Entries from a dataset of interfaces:
===============
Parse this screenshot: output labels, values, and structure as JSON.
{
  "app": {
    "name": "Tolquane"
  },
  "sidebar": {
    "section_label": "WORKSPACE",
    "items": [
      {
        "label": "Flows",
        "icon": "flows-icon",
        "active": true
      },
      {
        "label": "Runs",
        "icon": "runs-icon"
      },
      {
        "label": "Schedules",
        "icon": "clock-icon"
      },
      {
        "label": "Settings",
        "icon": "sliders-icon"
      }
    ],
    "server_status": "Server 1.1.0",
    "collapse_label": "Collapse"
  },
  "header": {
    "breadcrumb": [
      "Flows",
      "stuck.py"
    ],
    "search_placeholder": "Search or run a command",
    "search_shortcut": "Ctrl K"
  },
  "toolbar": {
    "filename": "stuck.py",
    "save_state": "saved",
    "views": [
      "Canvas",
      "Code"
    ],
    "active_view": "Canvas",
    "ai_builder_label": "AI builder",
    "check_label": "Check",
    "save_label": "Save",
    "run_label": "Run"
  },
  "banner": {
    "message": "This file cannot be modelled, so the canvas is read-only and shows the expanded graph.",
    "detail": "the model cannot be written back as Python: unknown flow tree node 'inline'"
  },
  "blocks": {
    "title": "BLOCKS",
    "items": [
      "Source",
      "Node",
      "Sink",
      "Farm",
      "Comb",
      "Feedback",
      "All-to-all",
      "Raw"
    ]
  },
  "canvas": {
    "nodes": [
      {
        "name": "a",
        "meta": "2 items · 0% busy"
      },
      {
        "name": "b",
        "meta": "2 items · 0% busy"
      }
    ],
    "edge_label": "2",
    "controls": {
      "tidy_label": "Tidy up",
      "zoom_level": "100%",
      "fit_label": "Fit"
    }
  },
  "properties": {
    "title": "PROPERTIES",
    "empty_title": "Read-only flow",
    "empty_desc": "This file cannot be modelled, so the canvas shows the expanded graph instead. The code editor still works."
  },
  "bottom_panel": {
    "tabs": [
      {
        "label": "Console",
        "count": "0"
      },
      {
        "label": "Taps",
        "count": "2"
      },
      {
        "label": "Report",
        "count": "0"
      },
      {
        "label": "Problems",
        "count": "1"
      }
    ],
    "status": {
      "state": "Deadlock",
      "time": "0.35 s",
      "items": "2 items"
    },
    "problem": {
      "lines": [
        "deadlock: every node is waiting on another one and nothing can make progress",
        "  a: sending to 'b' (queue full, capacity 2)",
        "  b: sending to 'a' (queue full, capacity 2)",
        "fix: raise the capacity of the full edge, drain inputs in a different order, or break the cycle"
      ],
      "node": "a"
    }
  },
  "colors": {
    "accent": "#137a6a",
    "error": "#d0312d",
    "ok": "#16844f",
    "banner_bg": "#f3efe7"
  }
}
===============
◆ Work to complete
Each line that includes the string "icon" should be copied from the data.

◆ Result for this task
        "icon": "flows-icon",
        "icon": "runs-icon"
        "icon": "clock-icon"
        "icon": "sliders-icon"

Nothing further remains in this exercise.